Price: $479 | Screen size: 32-inch | Aspect ratio: 16:9 | Resolution: 2,560 x 1,440 | Panel type: VA | Brightness: 335 nits | Refresh rate: 144Hz | Response time: 1ms | Viewing angle: 178/178 | Contrast ratio: 3,000:1 | HDR: No |
Best Mid-Range Gaming Monitor
Ultrawide monitors aren’t just great for productivity, they also happen to be incredibly immersive for gaming and Acer’s XR382CQK is one of the best out there. The 38-inch curved display completely fills your field of view and the Freesync support at 75Hz keeps games running smooth and stutter-free.
The XR382CQK sports a higher resolution (3840×1600) spread across a slightly wider aspect ratio (24:10) than your typical ultrawide.
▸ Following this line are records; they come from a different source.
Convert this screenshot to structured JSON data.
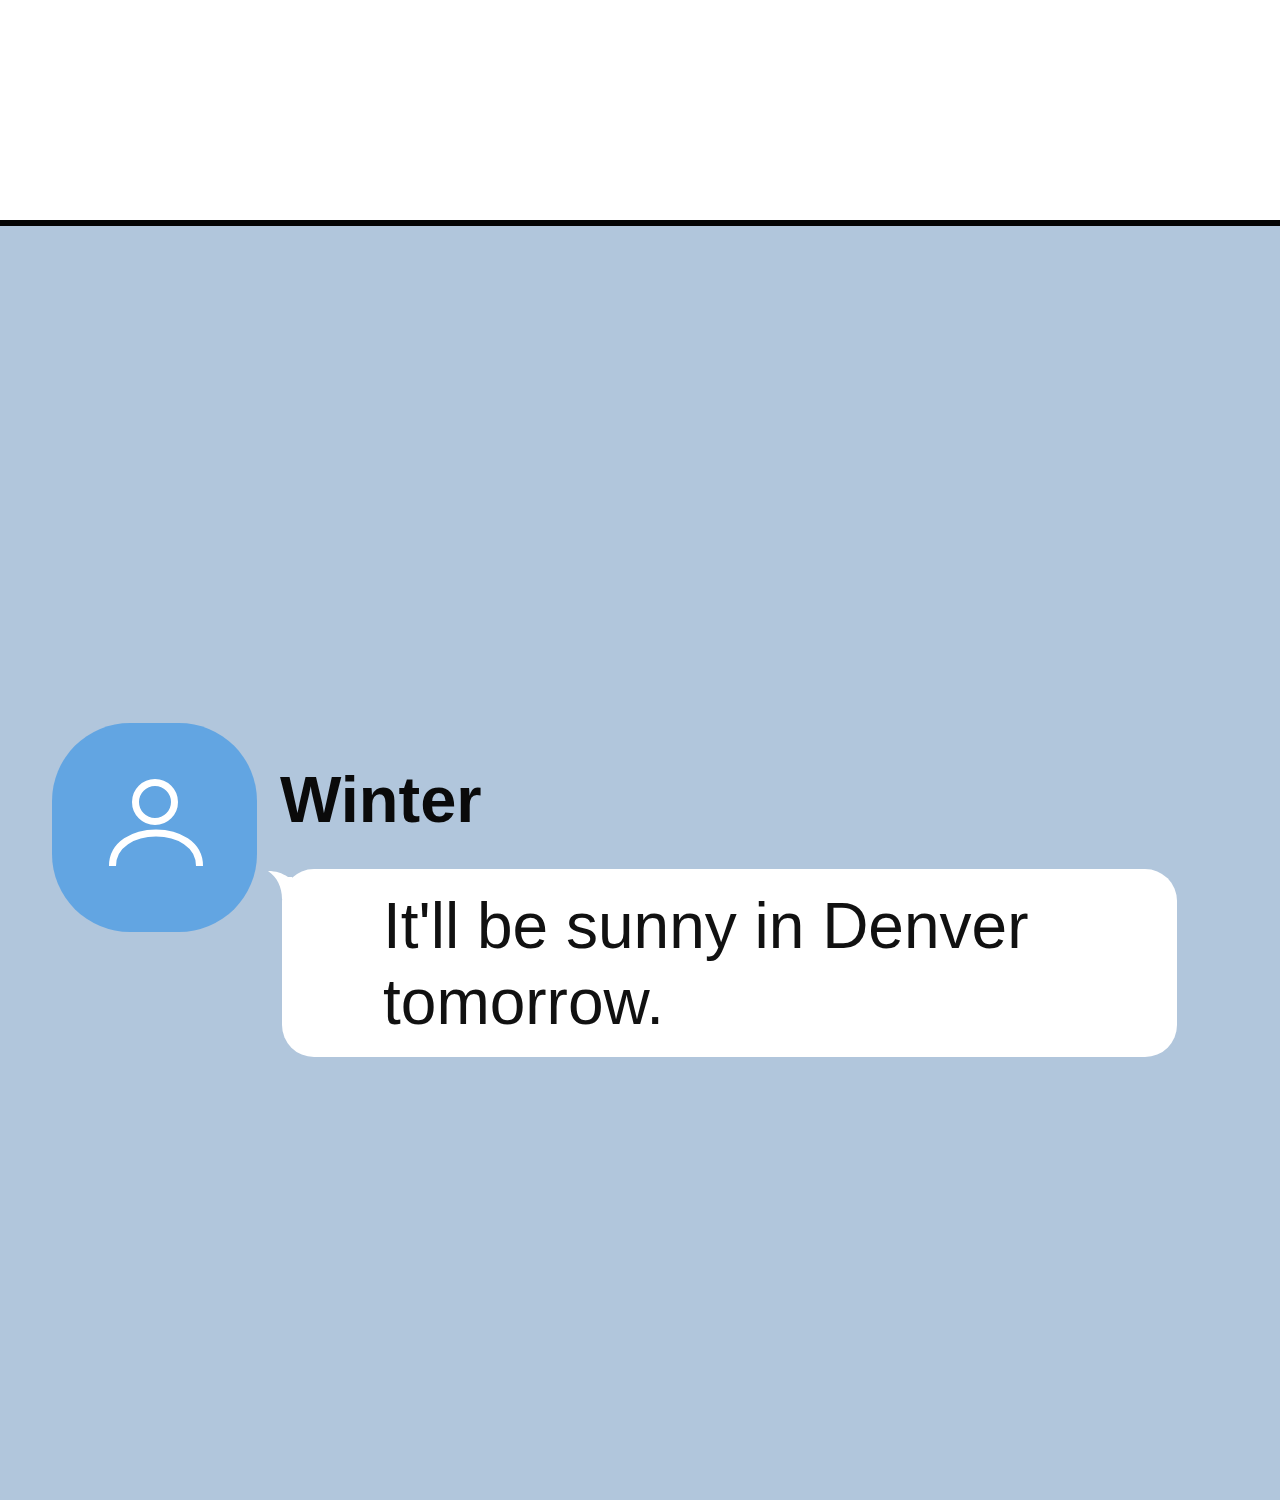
{
  "chat": {
    "messages": [
      {
        "sender": "Winter",
        "text": "It'll be sunny in Denver tomorrow."
      }
    ]
  }
}
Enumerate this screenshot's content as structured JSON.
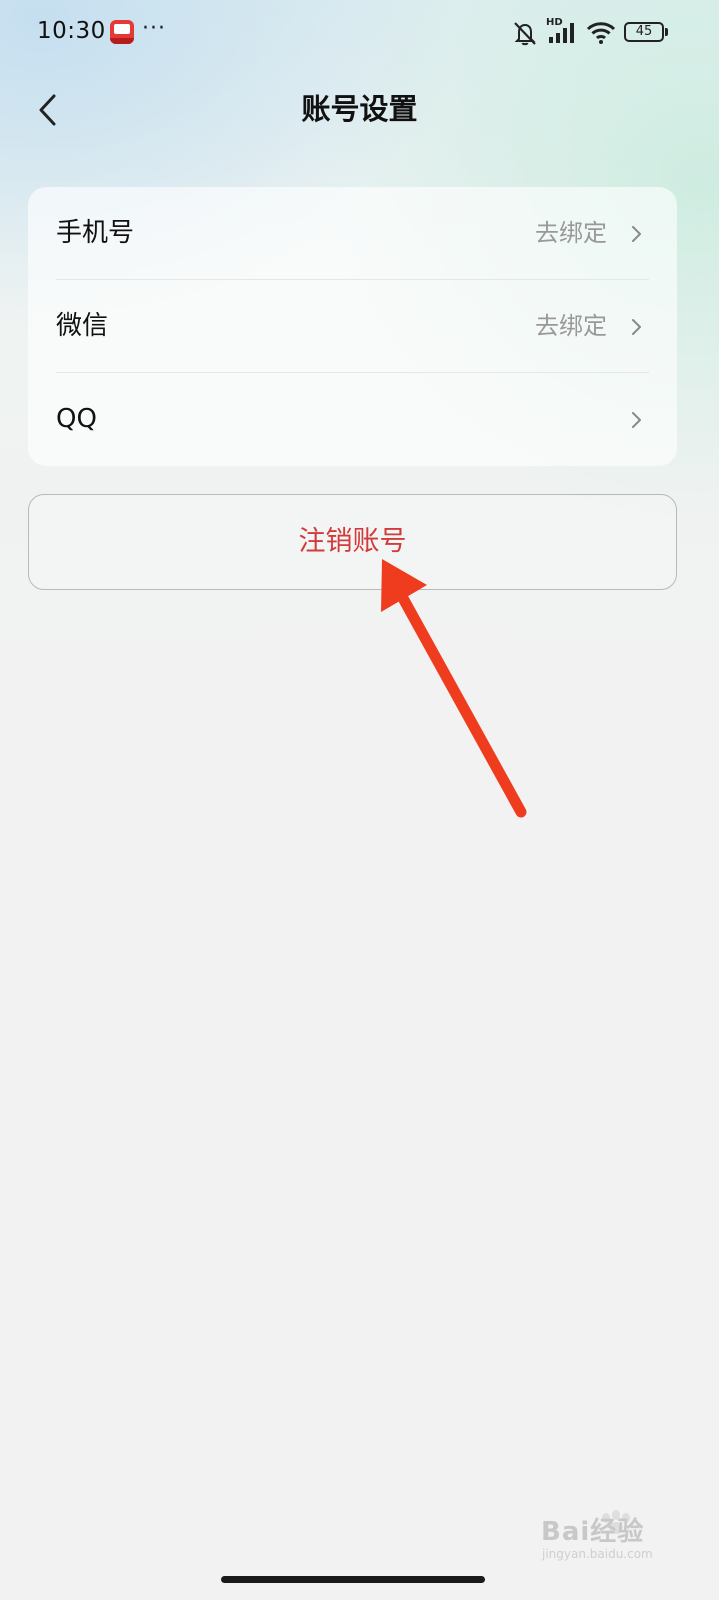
{
  "status_bar": {
    "time": "10:30",
    "more": "···",
    "network_label": "HD",
    "battery": "45",
    "icons": [
      "app-notification-icon",
      "more-icon",
      "bell-muted-icon",
      "signal-icon",
      "wifi-icon",
      "battery-icon"
    ]
  },
  "header": {
    "title": "账号设置",
    "back_icon": "chevron-left-icon"
  },
  "settings": {
    "items": [
      {
        "label": "手机号",
        "value": "去绑定"
      },
      {
        "label": "微信",
        "value": "去绑定"
      },
      {
        "label": "QQ",
        "value": ""
      }
    ]
  },
  "deactivate": {
    "label": "注销账号"
  },
  "watermark": {
    "text": "Bai经验",
    "sub": "jingyan.baidu.com"
  },
  "colors": {
    "danger": "#d33b3b",
    "annotation_arrow": "#f03c1e",
    "secondary_text": "#999999"
  }
}
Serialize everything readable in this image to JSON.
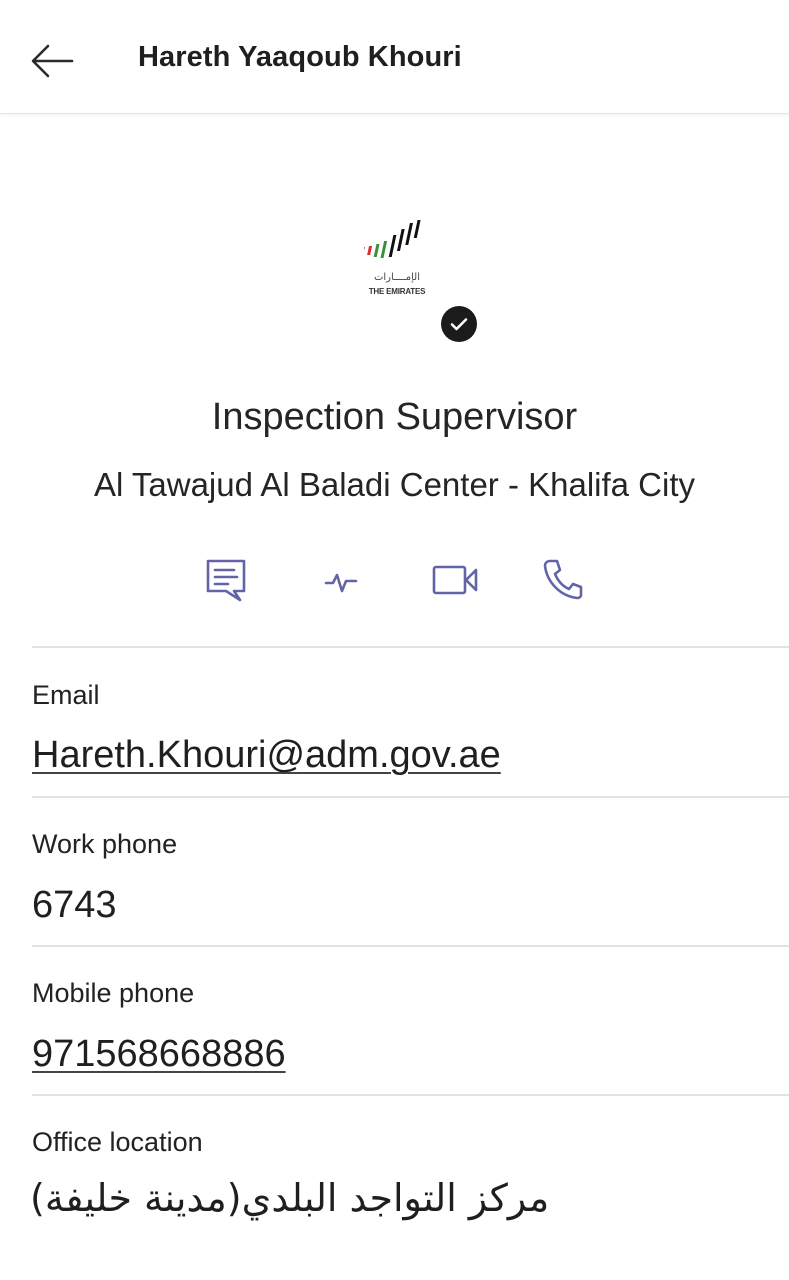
{
  "header": {
    "back_icon": "arrow-left-icon",
    "title": "Hareth Yaaqoub Khouri"
  },
  "profile": {
    "logo": {
      "arabic_text": "الإمــــارات",
      "english_text": "THE EMIRATES",
      "colors": [
        "#d32f2f",
        "#3a8f3a",
        "#111111"
      ]
    },
    "verified_icon": "check-circle-icon",
    "job_title": "Inspection Supervisor",
    "department": "Al Tawajud Al Baladi Center - Khalifa City"
  },
  "actions": [
    {
      "name": "chat",
      "icon": "chat-icon"
    },
    {
      "name": "activity",
      "icon": "activity-pulse-icon"
    },
    {
      "name": "video-call",
      "icon": "video-camera-icon"
    },
    {
      "name": "call",
      "icon": "phone-icon"
    }
  ],
  "accent_color": "#6264a7",
  "details": {
    "email": {
      "label": "Email",
      "value": "Hareth.Khouri@adm.gov.ae"
    },
    "work_phone": {
      "label": "Work phone",
      "value": "6743"
    },
    "mobile_phone": {
      "label": "Mobile phone",
      "value": "971568668886"
    },
    "office_location": {
      "label": "Office location",
      "value": "مركز التواجد البلدي(مدينة خليفة)"
    }
  }
}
The IPS panel is also very well calibrated out of the box delivering crisp and accurate colours with good contrast.
The only downside is that once you experience the stellar performance that an ultrawide of this class offers, it’s hard to go back.
Price: $1399 | Screen size: 38-inch | Aspect ratio: 21:9 | Resolution: 3840×1600 | Panel type: IPS | Brightness: 300 nits | Refresh rate: 75Hz | Response time: 4ms | Viewing angle: 178/178 | HDR: Yes
Best High-End Gaming Monitor
Acer X27 or Asus ROG Swift PG27UQ
The frustration with gaming monitors was that you always had to choose between high resolution and high refresh rate. At least that was the case until the debut of Acer’s Predator X27 (pictured above) and Asus’ ROG Swift PG27UQ (pictured below) late last year. Both these monitors boast 4K resolution, 144Hz refresh rate, Nvidia G-SYNC and HDR – a combination of tech that no other monitors on the market can match.
The panel used inside both monitors feature an LED backlight that’s dynamically controlled across 384 zones, which provides an impressive contrast between light and dark scenes. It also has quantum-dot technology and achieves more than 90 per cent coverage of the DCI-P3 color gamut, which means both monitors can display much more accurate colours making it a great choice for not only gamers but also for creative professionals doing colour critical work. The panel can also pump out up to 1000 nits of peak brightness, allowing for some truly impressive HDR in games that support it.
Both monitors use identical panels so the picture quality and performance is largely the same regardless of whether you go with the Asus or the Acer. That said, we found the Acer X27 to have a better factory calibration, a more uniform panel while also boasting a cheaper price tag, though the Asus monitor has a slightly faster response time (4ms vs 5ms).
The downside with both of these monitors is that most gamers aren’t going to have the necessary hardware to drive the latest games in 4K resolution at anything close to the 144Hz refresh rate that these displays can deliver. The steep price point of $3,000 for the Asus PG274UQ and $2,500 for the Acer X27 doesn’t exactly soften the blow either but at least you won’t need to upgrade again for many years.
Provided you have the money and a PC powerful enough to drive these monitors to their potential, then Acer’s X27 or Asus’ PG27UQ is worth the investment.
Price: $2,499 Acer X27 | Price: $2,999 Asus PG27UQ | Screen size: 27-inch | Aspect ratio: 16:9 | Resolution: 3,840 x 2,160 | Panel type: IPS | Brightness: 1000 Nits | Refresh rate: 144Hz | Response time: 4ms | Viewing angle: 178/178 | HDR: Yes
Internet plans for gamers
The following table shows a selection of published gaming-ready NBN plans from MyRepublic and Aussie Broadband on Canstar Blue’s database, listed in order of monthly cost, from the lowest to highest, and then by alphabetical order of provider. Use our comparison tool to see plans from a range of other providers. This is a selection of products with links to a referral partner.
Image credit: Sezer66/Shutterstock.com